* Exercise instructions: Scan the records for the word "LDAP". Report each line where it occurs.

(Data entries)
════════════════

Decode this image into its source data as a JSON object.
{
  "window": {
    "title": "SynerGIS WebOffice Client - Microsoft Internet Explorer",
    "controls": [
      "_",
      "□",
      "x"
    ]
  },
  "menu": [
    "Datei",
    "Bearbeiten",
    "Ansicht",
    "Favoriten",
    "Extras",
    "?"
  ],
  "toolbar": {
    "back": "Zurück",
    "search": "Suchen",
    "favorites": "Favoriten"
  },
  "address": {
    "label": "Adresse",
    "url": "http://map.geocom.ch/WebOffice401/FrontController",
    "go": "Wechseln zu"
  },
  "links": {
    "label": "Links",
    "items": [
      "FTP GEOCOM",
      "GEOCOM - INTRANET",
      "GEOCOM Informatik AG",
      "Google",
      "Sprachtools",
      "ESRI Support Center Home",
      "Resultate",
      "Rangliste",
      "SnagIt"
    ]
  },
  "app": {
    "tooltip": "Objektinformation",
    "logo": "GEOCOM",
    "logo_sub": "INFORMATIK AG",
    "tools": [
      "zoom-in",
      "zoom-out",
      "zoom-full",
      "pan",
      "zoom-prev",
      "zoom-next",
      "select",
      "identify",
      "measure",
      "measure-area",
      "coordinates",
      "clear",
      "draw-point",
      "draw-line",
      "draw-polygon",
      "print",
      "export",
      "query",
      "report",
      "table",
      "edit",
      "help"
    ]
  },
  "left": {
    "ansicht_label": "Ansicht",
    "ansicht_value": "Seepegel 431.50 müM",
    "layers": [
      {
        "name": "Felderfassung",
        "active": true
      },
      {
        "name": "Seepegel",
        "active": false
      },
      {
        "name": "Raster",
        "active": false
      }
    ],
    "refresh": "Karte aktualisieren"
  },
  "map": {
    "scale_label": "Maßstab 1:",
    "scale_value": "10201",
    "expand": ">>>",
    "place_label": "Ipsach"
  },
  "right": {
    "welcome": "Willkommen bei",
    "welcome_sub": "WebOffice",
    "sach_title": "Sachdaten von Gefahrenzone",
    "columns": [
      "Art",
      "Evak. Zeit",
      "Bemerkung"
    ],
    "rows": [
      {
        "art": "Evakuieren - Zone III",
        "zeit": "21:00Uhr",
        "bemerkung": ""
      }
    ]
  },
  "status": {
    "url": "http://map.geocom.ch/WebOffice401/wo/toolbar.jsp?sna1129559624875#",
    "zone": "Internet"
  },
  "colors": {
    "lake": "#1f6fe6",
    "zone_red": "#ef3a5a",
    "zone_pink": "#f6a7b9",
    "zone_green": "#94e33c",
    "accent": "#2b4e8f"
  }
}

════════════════

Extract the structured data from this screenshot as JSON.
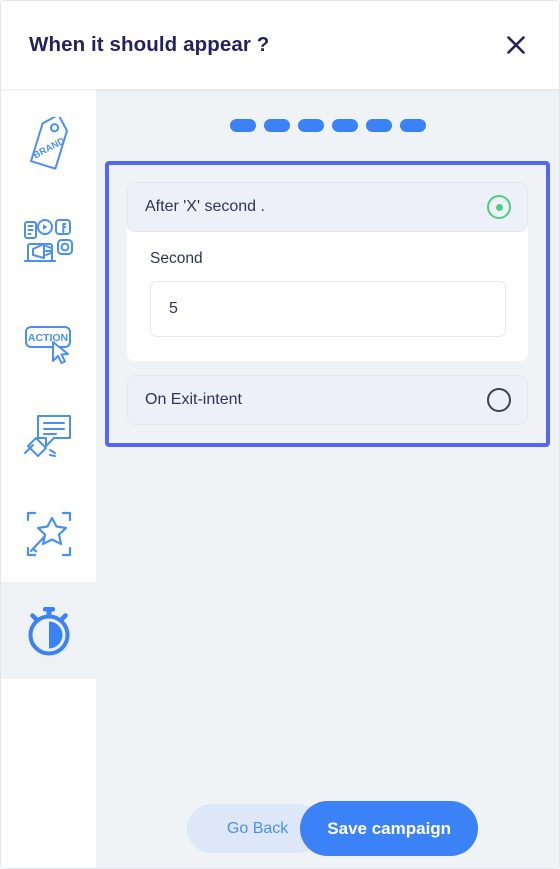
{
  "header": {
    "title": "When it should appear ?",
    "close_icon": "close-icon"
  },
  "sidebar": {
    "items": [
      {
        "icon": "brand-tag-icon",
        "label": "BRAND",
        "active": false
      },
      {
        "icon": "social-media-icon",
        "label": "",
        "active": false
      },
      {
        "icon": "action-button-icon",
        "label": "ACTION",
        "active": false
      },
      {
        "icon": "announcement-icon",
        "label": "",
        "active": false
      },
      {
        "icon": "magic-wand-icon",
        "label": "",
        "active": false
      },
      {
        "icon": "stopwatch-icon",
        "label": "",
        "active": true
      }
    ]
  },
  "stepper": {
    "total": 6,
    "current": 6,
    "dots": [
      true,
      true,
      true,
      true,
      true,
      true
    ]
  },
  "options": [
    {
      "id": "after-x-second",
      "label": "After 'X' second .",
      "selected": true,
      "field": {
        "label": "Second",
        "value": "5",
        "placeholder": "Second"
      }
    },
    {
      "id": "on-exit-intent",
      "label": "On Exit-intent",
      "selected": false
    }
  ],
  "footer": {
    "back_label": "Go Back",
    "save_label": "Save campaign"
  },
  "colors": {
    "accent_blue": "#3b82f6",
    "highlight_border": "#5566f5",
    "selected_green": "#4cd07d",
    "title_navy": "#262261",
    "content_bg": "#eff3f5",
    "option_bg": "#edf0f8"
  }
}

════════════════

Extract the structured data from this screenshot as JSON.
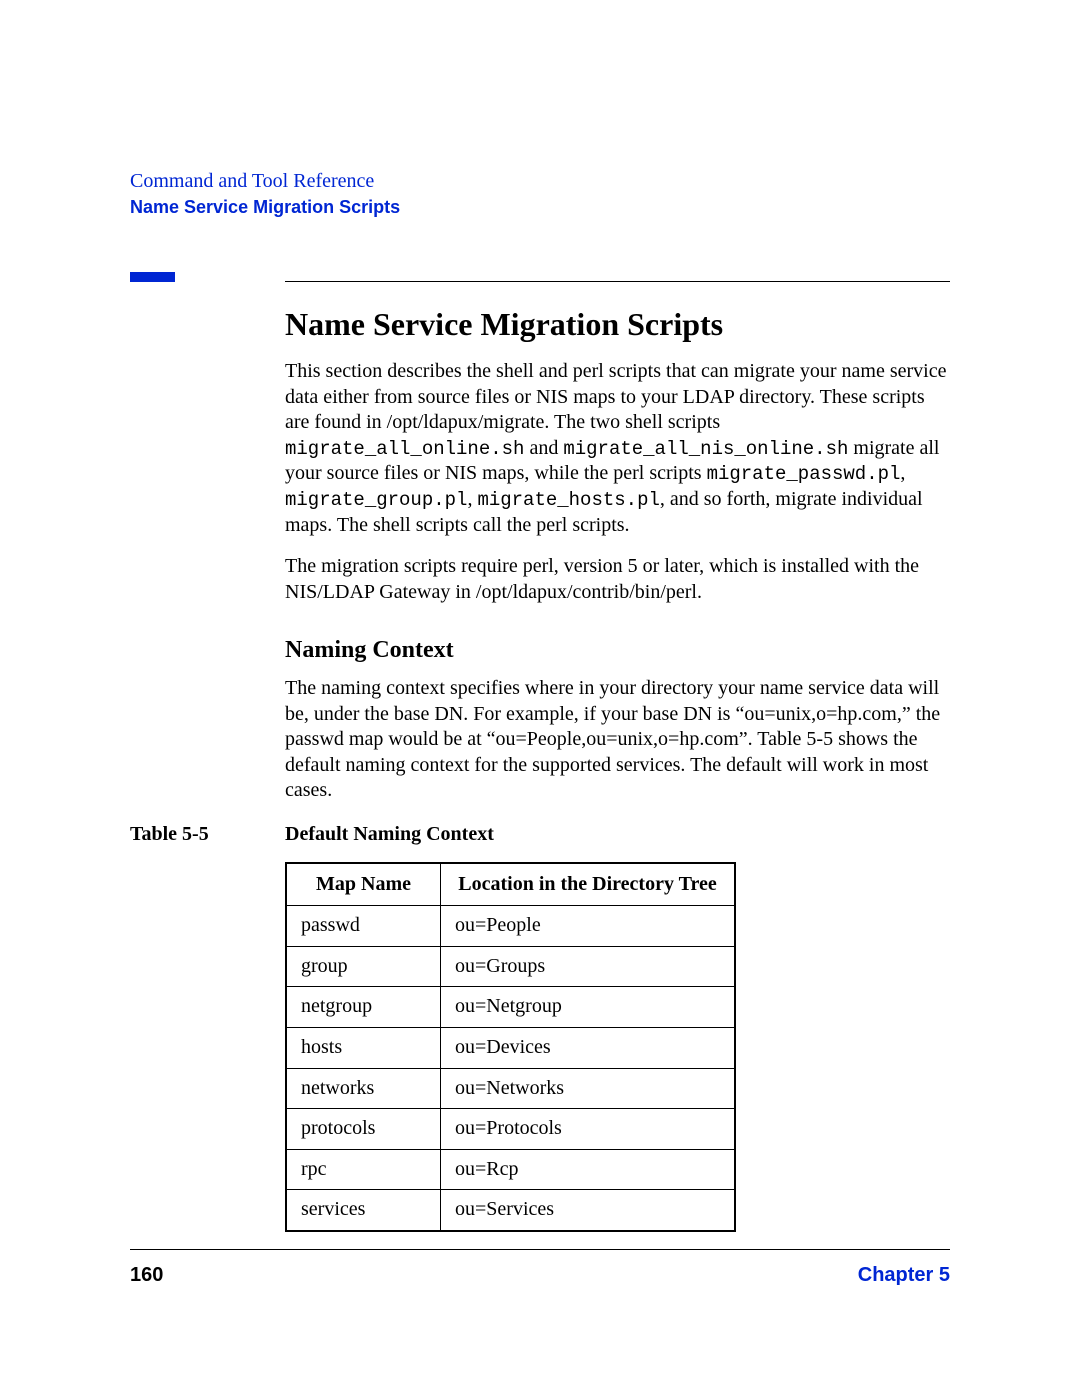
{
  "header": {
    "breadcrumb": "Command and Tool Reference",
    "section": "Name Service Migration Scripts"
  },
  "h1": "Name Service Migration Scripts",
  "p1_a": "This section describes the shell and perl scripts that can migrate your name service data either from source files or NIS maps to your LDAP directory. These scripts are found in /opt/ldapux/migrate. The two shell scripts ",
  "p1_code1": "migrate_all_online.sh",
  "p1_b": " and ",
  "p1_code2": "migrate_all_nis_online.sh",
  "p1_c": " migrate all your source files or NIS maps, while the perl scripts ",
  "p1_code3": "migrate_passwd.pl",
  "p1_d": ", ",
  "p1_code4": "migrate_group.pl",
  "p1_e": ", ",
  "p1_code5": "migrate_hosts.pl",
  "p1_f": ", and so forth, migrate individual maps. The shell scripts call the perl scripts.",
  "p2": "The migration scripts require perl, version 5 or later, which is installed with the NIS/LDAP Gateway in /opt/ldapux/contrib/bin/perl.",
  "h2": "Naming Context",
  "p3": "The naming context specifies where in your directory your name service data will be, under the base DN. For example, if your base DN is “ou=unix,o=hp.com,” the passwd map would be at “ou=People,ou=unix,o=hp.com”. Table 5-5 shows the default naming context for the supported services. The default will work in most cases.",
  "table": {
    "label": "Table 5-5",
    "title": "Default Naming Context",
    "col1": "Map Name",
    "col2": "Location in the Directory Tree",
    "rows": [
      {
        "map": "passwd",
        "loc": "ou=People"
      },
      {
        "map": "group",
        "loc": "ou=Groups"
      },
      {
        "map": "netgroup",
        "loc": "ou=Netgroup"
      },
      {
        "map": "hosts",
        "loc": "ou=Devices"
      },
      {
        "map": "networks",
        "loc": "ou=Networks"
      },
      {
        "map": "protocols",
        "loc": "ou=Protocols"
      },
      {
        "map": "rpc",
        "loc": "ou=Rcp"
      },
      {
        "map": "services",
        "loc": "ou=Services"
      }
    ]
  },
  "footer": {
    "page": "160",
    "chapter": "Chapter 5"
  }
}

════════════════

* Result of the exercise:
  "p1_a": "This section describes the shell and perl scripts that can migrate your name service data either from source files or NIS maps to your LDAP directory. These scripts are found in /opt/ldapux/migrate. The two shell scripts ",
  "p2": "The migration scripts require perl, version 5 or later, which is installed with the NIS/LDAP Gateway in /opt/ldapux/contrib/bin/perl.",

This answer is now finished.